Diocesan buildings have been turned into places of shelter, and “almost half of Roman Catholic families in the region have housed IDPs in their own homes,” Bishop Mykola Petro Luchok told Aid to the Church in Need (ACN).

The diocese also supports local organizations offering trauma counselling to people affected by the war, including soldiers returning from the frontline and the families of those who died in battle, the Auxiliary Bishop and Apostolic Administrator of Mukachevo said. He added, “ACN will provide funding to help us offer psychological and therapeutic courses to mental health professionals, so they can care for those returning with deep mental wounds in the future.”

Ukraine: Diocese cares for people traumatized by war
Emergency aid in the Diocese of Mukachevo

Last winter, when the region was left without electricity after air strikes on thermal and hydroelectric power stations, ACN also provided generators and battery-powered energy storage systems to help people keep warm.

Many of those seeking refuge in the region are families with children, so the diocese has organized “summer camps in the mountains and other natural settings, with creative activities for displaced children” and “events for displaced families to strengthen and renew their spirit,” the bishop said.

He highlighted the psychological and financial toll the war has taken on IDPs and locals alike, many of whom have lost all means of supporting themselves and their families. As a result, he said, “a lot of people have left Zakarpattia.

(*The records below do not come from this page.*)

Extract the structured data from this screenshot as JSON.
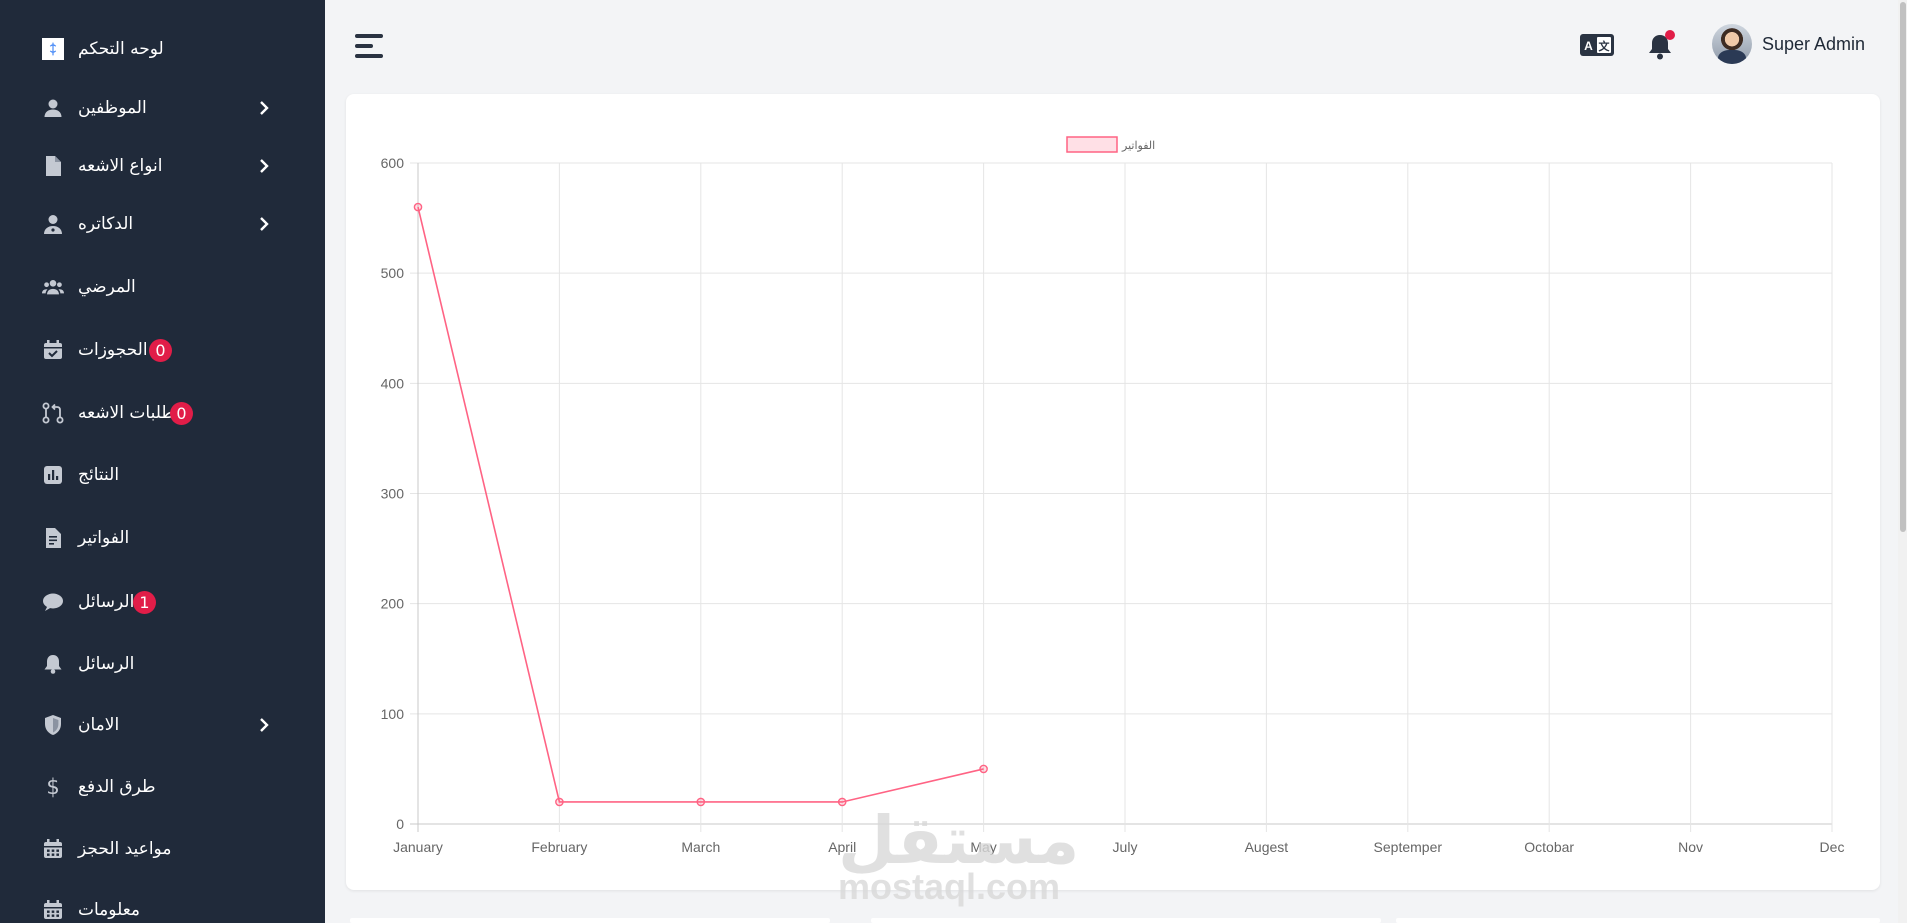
{
  "sidebar": {
    "items": [
      {
        "label": "لوحه التحكم",
        "icon": "logo-icon",
        "chevron": false
      },
      {
        "label": "الموظفين",
        "icon": "user-icon",
        "chevron": true
      },
      {
        "label": "انواع الاشعه",
        "icon": "file-icon",
        "chevron": true
      },
      {
        "label": "الدكاتره",
        "icon": "doctor-icon",
        "chevron": true
      },
      {
        "label": "المرضي",
        "icon": "users-icon",
        "chevron": false
      },
      {
        "label": "الحجوزات",
        "icon": "calendar-check-icon",
        "chevron": false,
        "badge": "0"
      },
      {
        "label": "طلبات الاشعه",
        "icon": "git-pull-request-icon",
        "chevron": false,
        "badge": "0"
      },
      {
        "label": "النتائج",
        "icon": "chart-square-icon",
        "chevron": false
      },
      {
        "label": "الفواتير",
        "icon": "invoice-icon",
        "chevron": false
      },
      {
        "label": "الرسائل",
        "icon": "chat-icon",
        "chevron": false,
        "badge": "1"
      },
      {
        "label": "الرسائل",
        "icon": "bell-icon",
        "chevron": false
      },
      {
        "label": "الامان",
        "icon": "shield-icon",
        "chevron": true
      },
      {
        "label": "طرق الدفع",
        "icon": "dollar-icon",
        "chevron": false
      },
      {
        "label": "مواعيد الحجز",
        "icon": "calendar-icon",
        "chevron": false
      },
      {
        "label": "معلومات",
        "icon": "calendar-icon",
        "chevron": false
      }
    ]
  },
  "topbar": {
    "user_name": "Super Admin",
    "notification_dot": true
  },
  "watermark": {
    "text_ar": "مستقل",
    "text_en": "mostaql.com"
  },
  "colors": {
    "sidebar_bg": "#202a3a",
    "line": "#ff6384",
    "badge": "#e11d48"
  },
  "chart_data": {
    "type": "line",
    "legend": [
      "الفواتير"
    ],
    "legend_position": "top",
    "categories": [
      "January",
      "February",
      "March",
      "April",
      "May",
      "July",
      "Augest",
      "Septemper",
      "Octobar",
      "Nov",
      "Dec"
    ],
    "series": [
      {
        "name": "الفواتير",
        "values": [
          560,
          20,
          20,
          20,
          50,
          null,
          null,
          null,
          null,
          null,
          null
        ]
      }
    ],
    "yticks": [
      "0",
      "100",
      "200",
      "300",
      "400",
      "500",
      "600"
    ],
    "ylim": [
      0,
      600
    ],
    "grid": true
  }
}
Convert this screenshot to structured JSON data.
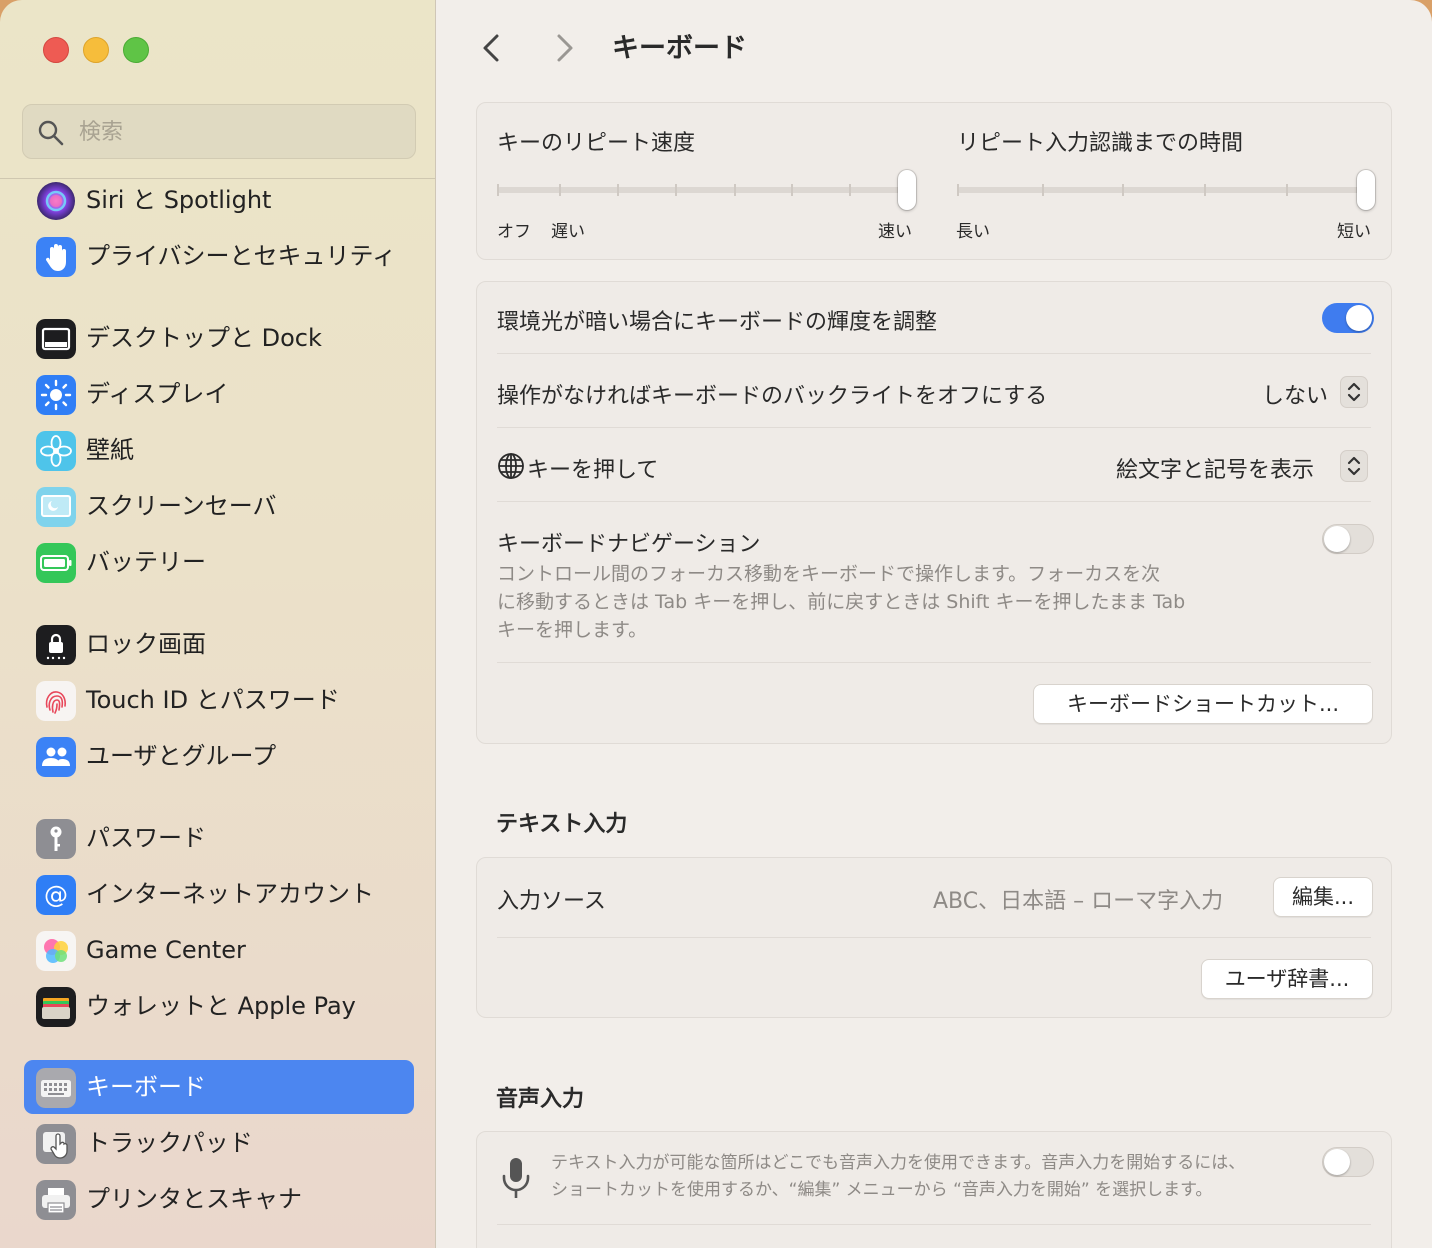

Many of those running things in the region and in our diocese have also left. Therefore, one of the challenges has been completely reorganizing the way everything functions daily.”

Bishop Luchok makes regular pastoral trips around the diocese, and everywhere he goes people tell him “how much the war has wounded them in various ways.” He said, “One aspect of the hardship is that there is no end in sight. People are mentally fatigued. Then, there are also those who have been physically injured in the war.”

He said that in these difficult times for Ukraine, “we should not dwell on how things used to be and why our suffering has not ended.” Instead, “we should immerse ourselves in prayer and reflect on the meaning and power of Calvary. We should not focus on what we have lost, but instead, we should concentrate on carrying our crosses and on finding ways to help others. Life is easier when we think not about our own suffering, but rather about how we can help other people.”

Bishop Luchok concluded, “We are very grateful to ACN for all the help we have received. We hope for continued support, because the war is still ongoing, resulting in a lot of loss in our lives.”

—Amy Blog